(Records provided):
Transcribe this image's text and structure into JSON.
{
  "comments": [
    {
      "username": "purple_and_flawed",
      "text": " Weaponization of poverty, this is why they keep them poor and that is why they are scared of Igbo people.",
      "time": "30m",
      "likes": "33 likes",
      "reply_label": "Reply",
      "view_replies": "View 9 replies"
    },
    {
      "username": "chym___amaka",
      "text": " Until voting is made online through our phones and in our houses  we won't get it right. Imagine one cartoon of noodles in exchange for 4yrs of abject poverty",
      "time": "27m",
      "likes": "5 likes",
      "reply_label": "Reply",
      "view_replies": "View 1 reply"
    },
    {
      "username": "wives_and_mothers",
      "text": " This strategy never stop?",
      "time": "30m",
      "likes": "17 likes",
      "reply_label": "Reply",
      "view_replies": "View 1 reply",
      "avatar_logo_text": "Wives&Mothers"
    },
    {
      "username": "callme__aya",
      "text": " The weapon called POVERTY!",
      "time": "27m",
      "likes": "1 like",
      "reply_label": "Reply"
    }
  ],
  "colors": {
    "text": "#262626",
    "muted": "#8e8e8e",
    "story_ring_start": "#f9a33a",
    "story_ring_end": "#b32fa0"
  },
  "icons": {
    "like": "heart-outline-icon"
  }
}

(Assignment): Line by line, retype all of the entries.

(Worked solution):
Transcribe this image's text and structure into JSON.
{
  "comments": [
    {
      "username": "purple_and_flawed",
      "text": " Weaponization of poverty, this is why they keep them poor and that is why they are scared of Igbo people.",
      "time": "30m",
      "likes": "33 likes",
      "reply_label": "Reply",
      "view_replies": "View 9 replies"
    },
    {
      "username": "chym___amaka",
      "text": " Until voting is made online through our phones and in our houses  we won't get it right. Imagine one cartoon of noodles in exchange for 4yrs of abject poverty",
      "time": "27m",
      "likes": "5 likes",
      "reply_label": "Reply",
      "view_replies": "View 1 reply"
    },
    {
      "username": "wives_and_mothers",
      "text": " This strategy never stop?",
      "time": "30m",
      "likes": "17 likes",
      "reply_label": "Reply",
      "view_replies": "View 1 reply",
      "avatar_logo_text": "Wives&Mothers"
    },
    {
      "username": "callme__aya",
      "text": " The weapon called POVERTY!",
      "time": "27m",
      "likes": "1 like",
      "reply_label": "Reply"
    }
  ],
  "colors": {
    "text": "#262626",
    "muted": "#8e8e8e",
    "story_ring_start": "#f9a33a",
    "story_ring_end": "#b32fa0"
  },
  "icons": {
    "like": "heart-outline-icon"
  }
}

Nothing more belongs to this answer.